__WHAT THE EXERCISE ASKS__
Every line below that holds the string "Address" should be copied out.
<<<<
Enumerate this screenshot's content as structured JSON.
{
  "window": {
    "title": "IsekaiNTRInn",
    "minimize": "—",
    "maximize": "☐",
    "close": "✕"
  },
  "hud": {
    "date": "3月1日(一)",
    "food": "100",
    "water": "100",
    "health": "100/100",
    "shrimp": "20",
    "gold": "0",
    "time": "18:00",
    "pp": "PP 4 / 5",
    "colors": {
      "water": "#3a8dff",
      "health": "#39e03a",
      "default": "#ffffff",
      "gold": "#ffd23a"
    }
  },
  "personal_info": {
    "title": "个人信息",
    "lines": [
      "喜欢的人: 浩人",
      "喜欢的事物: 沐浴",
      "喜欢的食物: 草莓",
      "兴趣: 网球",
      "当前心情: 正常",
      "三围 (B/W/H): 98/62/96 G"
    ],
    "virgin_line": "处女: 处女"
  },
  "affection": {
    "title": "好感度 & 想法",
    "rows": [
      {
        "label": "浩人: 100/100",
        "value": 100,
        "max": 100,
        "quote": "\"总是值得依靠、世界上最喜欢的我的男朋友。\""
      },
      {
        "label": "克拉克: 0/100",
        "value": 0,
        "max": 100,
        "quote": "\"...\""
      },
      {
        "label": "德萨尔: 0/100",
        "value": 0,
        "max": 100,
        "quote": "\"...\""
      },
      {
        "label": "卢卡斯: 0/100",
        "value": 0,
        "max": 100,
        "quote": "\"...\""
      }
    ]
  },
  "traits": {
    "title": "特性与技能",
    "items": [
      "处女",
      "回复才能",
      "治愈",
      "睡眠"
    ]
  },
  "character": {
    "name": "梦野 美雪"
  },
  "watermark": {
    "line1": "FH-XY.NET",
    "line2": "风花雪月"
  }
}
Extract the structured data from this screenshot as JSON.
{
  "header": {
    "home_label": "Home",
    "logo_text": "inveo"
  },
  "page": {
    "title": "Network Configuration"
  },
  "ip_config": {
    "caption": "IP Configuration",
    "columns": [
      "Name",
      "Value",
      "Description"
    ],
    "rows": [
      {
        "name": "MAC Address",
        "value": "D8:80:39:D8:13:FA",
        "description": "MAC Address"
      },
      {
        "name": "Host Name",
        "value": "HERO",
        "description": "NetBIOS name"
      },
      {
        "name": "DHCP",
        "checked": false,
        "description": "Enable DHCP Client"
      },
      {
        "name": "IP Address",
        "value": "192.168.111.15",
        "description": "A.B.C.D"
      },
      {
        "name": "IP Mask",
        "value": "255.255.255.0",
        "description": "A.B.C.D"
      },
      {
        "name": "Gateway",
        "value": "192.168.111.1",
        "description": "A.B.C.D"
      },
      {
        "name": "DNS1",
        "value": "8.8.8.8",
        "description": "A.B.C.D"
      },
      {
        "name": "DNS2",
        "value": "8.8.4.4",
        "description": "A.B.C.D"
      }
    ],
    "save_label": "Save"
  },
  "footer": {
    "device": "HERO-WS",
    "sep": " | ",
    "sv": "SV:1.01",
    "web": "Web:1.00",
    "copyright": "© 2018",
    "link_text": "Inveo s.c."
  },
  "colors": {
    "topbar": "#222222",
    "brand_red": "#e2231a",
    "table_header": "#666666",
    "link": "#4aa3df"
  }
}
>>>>
__WRITTEN SOLUTION__
        "name": "MAC Address",
        "description": "MAC Address"
        "name": "IP Address",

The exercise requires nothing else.